This story is in response to Quilly's Assignment #1 -- she will do this every month. She'll give us a prompt, and we write and publish on the 15th of each month. Of course, I almost blew it today because I didn't realize today was the 15th. Sigh. At any rate, join us!
You received a set of clunky, old-fashioned roller skates from the oldest, most eccentric member of your family. The skates appear to be too small, so you try to return them. S/he insists you try them on. You decide to humor him/her. To your amazement the skates fit. Suddenly you are overcome with the urge to skate and … (tell us what happens next in 500 words or less).
I stretch out to enjoy the rhythm of the skates. I’m not paying much attention to my new surroundings as my muscles try to remember how to stay balanced and moving forward. When I finally take in the view, I’m nearing some children playing in the dust at the end of the walk. I slow to a crawl and then to a stop.
The children are shooting marbles in a circle. All of them are covered with the dust of the empty lot they play in. They are speaking some language I don’t understand, but they appear to be Indians.
“Excuse me, can any of you tell me where I am?”
The oldest girl looks me in the face. Her eyes widen and she jumps up. She exclaims, “You have the nahinge on your face.” The smaller children gather around the oldest Indian girl, whispering to her fiercely.
My hand flies to my face to cover the birthmark I normally keep hidden by makeup. It’s a port-wine stain and it covers most of the space between my left eye and down to my chin. Since I’ve been living with my sister and her family, I haven’t been covering it. I was in such a hurry to skate this morning I completely forgot.

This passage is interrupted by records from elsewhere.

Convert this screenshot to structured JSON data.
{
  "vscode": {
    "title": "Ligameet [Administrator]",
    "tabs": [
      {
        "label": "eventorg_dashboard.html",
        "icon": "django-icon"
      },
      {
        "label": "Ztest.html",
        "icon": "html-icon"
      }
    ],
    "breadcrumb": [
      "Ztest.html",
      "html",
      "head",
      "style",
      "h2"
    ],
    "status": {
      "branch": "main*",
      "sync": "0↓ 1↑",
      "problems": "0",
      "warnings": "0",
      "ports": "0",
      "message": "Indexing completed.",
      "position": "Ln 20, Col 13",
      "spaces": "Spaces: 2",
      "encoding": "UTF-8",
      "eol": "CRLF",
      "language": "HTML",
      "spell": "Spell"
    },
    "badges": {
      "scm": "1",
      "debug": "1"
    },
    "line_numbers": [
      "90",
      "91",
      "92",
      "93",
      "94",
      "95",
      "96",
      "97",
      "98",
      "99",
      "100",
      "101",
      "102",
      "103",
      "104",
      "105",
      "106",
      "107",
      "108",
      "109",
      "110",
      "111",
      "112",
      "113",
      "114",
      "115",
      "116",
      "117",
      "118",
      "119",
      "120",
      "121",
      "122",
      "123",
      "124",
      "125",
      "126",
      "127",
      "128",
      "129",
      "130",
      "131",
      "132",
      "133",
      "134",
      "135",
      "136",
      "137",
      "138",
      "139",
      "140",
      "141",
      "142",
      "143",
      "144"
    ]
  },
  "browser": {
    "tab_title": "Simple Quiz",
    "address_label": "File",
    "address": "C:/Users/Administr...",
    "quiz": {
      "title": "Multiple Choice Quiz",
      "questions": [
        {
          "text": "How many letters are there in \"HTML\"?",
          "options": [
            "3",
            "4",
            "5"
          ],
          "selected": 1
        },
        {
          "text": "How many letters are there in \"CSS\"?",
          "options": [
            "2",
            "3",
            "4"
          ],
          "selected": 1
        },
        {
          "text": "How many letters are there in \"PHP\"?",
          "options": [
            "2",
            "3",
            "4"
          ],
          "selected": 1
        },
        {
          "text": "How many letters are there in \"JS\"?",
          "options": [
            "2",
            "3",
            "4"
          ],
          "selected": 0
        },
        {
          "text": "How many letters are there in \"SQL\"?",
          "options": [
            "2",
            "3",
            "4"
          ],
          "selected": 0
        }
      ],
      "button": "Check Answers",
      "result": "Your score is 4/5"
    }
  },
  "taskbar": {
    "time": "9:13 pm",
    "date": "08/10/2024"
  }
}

I feel the hot sting of tears. The humiliation of all of the teasing I endured back in Tennessee comes rushing back. I push away from the children and start down the sidewalk in the opposite direction. But because of the tears I can’t see clearly and stumble over a protrusion in the sidewalk. The next thing I know I’m on my hands and knees, sobbing.
Suddenly a strong arm reaches down to lifts me to my feet. Still embarrassed, I don’t want to look up. More importantly, I don’t want the nice-smelling man attached to the arm to see my face.
“Are you alright, miss?” a kind voice inquires.
“Yes, thank you,” I answer.
“I don’t think I’ve had the pleasure of meeting you. I’m Benson Wilson,” he says.
I am forced by good manners to look him in the eye. I am overwhelmed with the kindness and beauty in the face of this Indian man.
“I’m Lara Williams. I’m sorry if I frightened the children.”
“You didn’t frighten them. In our culture, the mark you have on your face is known as a sign of God’s special favor. They were afraid they offended you. We would like to make it up to you by offering you lemonade at my mother’s home.”
“That would be nice. Are all these children yours?”
His laugh is full of joy, his dark eyes dancing and his gleaming smile wide, “No, they are my nieces and nephews. I am not yet married.”
I relax and smile back. Suddenly I realize that the new start I had hoped for in Indian Territory is beginning right now.
NOTE: The people in this story are real -- distant relatives, although I've changed the names. The young woman really was sent to Oklahoma to live with her sister's family, hoping that the shortage of white women out there would help her find a husband. Instead, she fell in love with an American Indian. They married, but never had children. Her family, other than her sister and brother-in-law, never received her again.